Hispanics are reshaping sports in America. With Hispanic Heritage Month upon us, SI is honoring the 30 most influential Latinos in sports who aren’t athletes: the coaches, journalists, CEOs and other innovators who shape American sports culture and industry.This list, which is unranked, defines influence by how each person affects the fan experience. These household names don't just offer a diverse perspective—they enrich the American sports landscape.
They were crowned as the Golden Generation. But now, a Chile squad that intimidated every opponent with its intoxicating pressing system, a team that pushed host Brazil to penalties in the 2014 World Cup round of 16, won the 2015Â Copa America and 2016 Copa AmericaÂ Centenario and reached this yearâ€™s Confederations Cup final, will serve as a spectator for next yearâ€™s World Cup.
Despite the fact that Mexico has already booked its ticket to next year's World Cup, Juan Carlos Osorio knows full well that good form in the qualifiers doesn’t necessarily dictate good form in Russia. If anything, if Mexico's 2014 qualifying campaign is an indicator, qualifying form means absolutely nothing for the main event. Four years ago, El Tri scraped by in the Hexagonal and qualified for the World Cup in Brazil after a playoff victory over New Zealand.
Muck Rack makes it simple to find people, tweets, or articles that mention any name, keyword, company, hashtag etc. We've compiled this guide to help you make the most of your search.
Selecting a term
Start searching tweets, articles from media outlets, articles mentioned in tweets, journalists'
names, titles and bios with some suggested searches:
Companies or Topics (e.g. iPhone, Microsoft)

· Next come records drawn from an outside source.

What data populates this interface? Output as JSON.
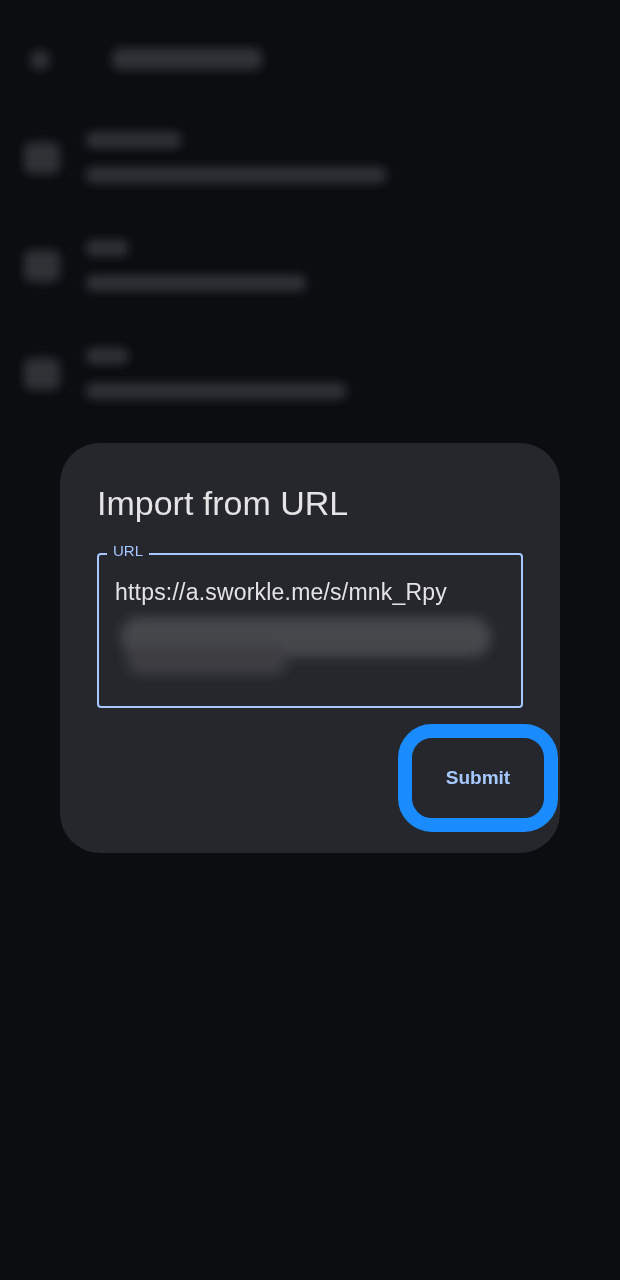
{
  "dialog": {
    "title": "Import from URL",
    "url_field": {
      "label": "URL",
      "value": "https://a.sworkle.me/s/mnk_Rpy",
      "redacted": true
    },
    "buttons": [
      {
        "label": "Submit",
        "highlighted": true
      }
    ]
  }
}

Phrases (e.g. "cloud computing") — use quotes to keep the terms together
Twitter handles (e.g. @username) — returns those who have mentioned or replied to

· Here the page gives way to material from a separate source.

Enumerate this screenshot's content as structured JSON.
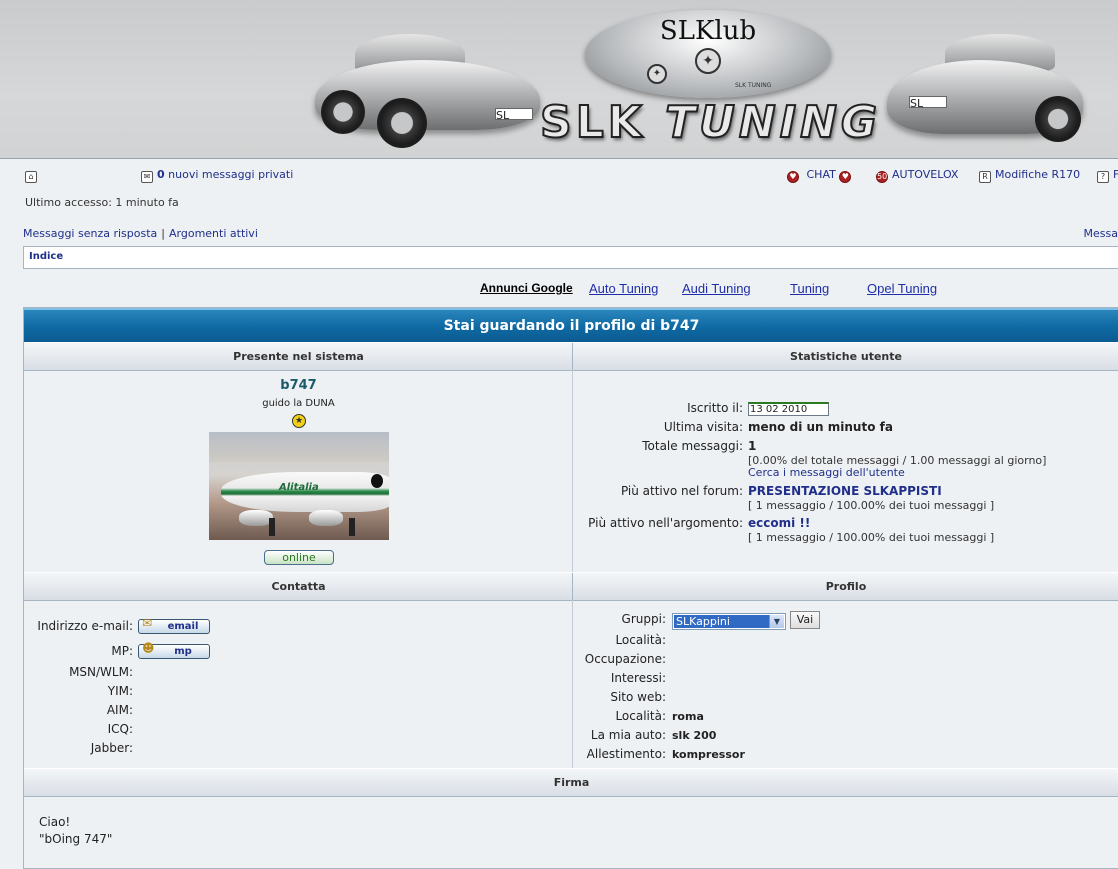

Names (e.g. "David Pogue")
Hashtags (e.g. #sxsw, #london2012)
Bio details (e.g. vegan, Olympics, father)
Muck Rack's Advanced Search allows for many boolean operators.
Find results that mention multiple specified terms, use AND or
+. For example, ensure each result contains both Elon Musk and Mark Zuckerberg by
searching Musk AND Zuckerberg or Musk + Zuckerberg.
Use the operators OR or , to broaden your search when you'd like either of
multiple terms to appear in results. (This is the default behavior of our search when no operators
are used). For example, results will contain either cake or cookie by searching cake OR cookie or cake,cookie
Use NOT or - to subtract results from your search. For
example, searching Disney will yield results about the Walt Disney Company as well as Walt Disney
World Resort. To exclude mentions of Disney World, search for Disney -World or Disney
When using one of these operators with a phrase, enclose it in quotation marks. For example, you can
find results about smartphones excluding Apple's iPhone 4S by searching smartphone -"iPhone
Exact case matching or punctuation
If you're searching for a brand name or keyword that relies on specific punctuation marks or capitalization, you can
find results that match your exact query by adding matchcase: before the keyword you're searching for, like matchcase:E*TRADE .
Use parentheses to separate multiple
boolean phrases. For example, to find journalists talking about having fun in Disney World or
Disneyland, search for ("disney world" OR disneyland) AND fun.
An asterisk can be used to search for any variation of a root word truncated by the asterisk. For example, searching for admin* will return results for administrator, administration, administer, administered, etc.
A near operator is an AND operator where you can control the distance between the words. You can vary the distance the near operation uses by adding a forward slash and number (between 0-99) such as strawberries NEAR/10 "whipped cream", which means the strawberries must exist within 10 words of "whipped cream".